They found a smaller epiphyseal tubercle and more extensive epiphyseal cupping in patients with SCFE compared with normal hips. The authors encourage further investigation of the first finding to determine whether smaller tubercles are a consequence of the slip process or an anatomic variant that predisposes the epiphysis to slip.

A major strength of this study is that all measurements were made by a single observer blinded to the diagnosis of SCFE and other potentially confounding clinical and demographic data. Also, the measurement processes used in this study have been previously validated.

Investigation into the anatomic features of this disease should continue, along with development of minimally invasive, safe, and inexpensive ways to screen for possible anatomic risk factors. The most pertinent clinical goals are to  continue evolving minimally invasive methods of epiphyseal stabilization to prevent and/or treat SCFE and to more accurately identify hips at risk of SCFE.

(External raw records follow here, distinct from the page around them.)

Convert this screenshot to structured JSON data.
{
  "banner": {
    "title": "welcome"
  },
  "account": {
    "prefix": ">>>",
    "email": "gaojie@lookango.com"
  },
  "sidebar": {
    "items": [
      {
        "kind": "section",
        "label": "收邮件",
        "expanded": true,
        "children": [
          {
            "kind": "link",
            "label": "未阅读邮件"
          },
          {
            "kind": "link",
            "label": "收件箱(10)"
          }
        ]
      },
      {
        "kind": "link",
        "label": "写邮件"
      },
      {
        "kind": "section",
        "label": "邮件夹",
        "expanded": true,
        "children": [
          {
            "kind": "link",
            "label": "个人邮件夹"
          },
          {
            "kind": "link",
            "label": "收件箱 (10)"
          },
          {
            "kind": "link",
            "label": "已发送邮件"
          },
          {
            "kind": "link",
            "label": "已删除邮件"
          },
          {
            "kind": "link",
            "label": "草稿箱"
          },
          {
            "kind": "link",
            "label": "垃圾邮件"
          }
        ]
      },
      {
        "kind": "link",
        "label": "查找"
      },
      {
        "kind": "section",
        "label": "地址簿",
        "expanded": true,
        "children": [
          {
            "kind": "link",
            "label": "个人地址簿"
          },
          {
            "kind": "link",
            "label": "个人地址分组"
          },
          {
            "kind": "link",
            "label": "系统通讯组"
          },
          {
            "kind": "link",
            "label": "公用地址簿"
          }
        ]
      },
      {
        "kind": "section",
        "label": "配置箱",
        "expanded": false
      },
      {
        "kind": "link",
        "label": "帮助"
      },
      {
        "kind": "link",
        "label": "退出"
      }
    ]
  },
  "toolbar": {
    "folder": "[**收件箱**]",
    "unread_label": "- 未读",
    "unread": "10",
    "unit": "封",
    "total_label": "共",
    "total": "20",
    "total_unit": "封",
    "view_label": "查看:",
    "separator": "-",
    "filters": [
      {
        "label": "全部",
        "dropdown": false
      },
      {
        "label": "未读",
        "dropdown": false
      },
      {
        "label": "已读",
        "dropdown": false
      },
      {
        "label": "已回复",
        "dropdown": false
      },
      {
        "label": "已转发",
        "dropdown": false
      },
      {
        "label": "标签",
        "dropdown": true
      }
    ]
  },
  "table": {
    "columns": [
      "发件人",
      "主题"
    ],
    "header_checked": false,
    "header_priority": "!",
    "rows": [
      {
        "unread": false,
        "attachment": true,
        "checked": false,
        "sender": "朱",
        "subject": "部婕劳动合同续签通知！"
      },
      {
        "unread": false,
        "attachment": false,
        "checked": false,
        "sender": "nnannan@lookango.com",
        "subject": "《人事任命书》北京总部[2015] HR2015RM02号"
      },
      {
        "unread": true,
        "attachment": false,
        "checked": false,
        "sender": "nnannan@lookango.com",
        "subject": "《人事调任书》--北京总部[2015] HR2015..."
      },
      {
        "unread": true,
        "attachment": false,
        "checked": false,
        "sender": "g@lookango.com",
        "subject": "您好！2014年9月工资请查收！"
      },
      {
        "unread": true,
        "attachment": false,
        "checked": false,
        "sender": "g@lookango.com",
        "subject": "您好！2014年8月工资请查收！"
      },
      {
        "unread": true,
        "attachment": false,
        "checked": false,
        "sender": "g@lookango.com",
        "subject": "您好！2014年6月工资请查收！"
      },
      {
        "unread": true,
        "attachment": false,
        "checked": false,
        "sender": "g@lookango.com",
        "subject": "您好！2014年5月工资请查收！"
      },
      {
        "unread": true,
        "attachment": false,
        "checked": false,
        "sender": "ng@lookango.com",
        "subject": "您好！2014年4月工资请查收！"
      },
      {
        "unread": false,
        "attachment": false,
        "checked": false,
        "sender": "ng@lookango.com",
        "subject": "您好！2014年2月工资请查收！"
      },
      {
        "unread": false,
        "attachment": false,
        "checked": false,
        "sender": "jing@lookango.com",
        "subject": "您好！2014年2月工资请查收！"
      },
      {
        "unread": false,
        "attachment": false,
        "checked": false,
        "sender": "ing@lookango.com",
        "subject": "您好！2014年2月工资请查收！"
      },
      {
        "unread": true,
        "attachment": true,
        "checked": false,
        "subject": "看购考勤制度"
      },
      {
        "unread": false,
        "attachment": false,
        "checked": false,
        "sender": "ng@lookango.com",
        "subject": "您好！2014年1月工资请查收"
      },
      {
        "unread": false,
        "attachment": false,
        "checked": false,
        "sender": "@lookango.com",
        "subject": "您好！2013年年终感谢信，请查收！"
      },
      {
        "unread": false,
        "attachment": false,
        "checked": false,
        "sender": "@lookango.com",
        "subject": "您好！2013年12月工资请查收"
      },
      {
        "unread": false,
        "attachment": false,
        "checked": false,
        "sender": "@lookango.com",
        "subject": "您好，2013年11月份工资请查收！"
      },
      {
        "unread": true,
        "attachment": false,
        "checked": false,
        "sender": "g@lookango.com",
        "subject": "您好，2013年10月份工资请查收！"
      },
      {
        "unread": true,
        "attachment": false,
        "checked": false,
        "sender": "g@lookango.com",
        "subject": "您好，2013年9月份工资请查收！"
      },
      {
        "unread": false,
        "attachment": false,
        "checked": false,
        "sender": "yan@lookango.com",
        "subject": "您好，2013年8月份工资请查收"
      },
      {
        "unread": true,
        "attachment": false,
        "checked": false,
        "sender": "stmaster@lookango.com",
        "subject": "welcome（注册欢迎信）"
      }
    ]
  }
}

Marc Swiontkowski, MD
JBJS Editor-in-Chief

Predicting ‘Fast,’ ‘Slow Starters’ and ‘Late Dippers’ after THA

Based on ample published data and experience, today’s hip surgeons can give patients who are considering total hip arthroplasty (THA) a good general idea of outcomes to expect. But what if orthopaedists could provide more tailored predictions of THA outcome, and thus help patients more realistically manage expectations?

That is essentially what Hesseling et al. set out to do in their database analysis of 6,030 THA patients gleaned from the Dutch Arthroplasty Register; the findings appear in the December 18, 2019 issue of JBJS. Using the patients’ Oxford Hip Scores (OHS) collected up to 1 year postoperatively and a sophisticated statistical technique called latent class growth modeling, the authors categorized outcome trajectories into 3 categories:

  1. Fast Starters (n = 5,290)—steep improvement in OHS during the first 3 postoperative months, after which the OHS leveled out
  2. Late Dippers (n = 463)—more modest improvement in OHS initially, followed by subsequent decline toward the 1-year mark
  3. Slow Starters (n = 277)—virtually no change at the 3-month mark, followed by an improvement in OHS at 1 year postoperatively

Although the authors were unable to tease out factors that clearly distinguished between late dippers and slow starters, they did identify several factors associated with less-than-fast-starter outcomes:

  • Female sex
  • Smoking
  • Age >75 years
  • Obesity
  • Anxiety and depression
  • American Society of Anesthesiologist (ASA) grade III or IV
  • Hybrid fixation (cemented acetabular implant)
  • Direct lateral surgical approach

Emphasizing that all 3 subgroups experienced functional improvement after THA, Hesseling et al. nevertheless provide useful information that can help surgeons more accurately estimate which patients might be at risk of a less favorable recovery.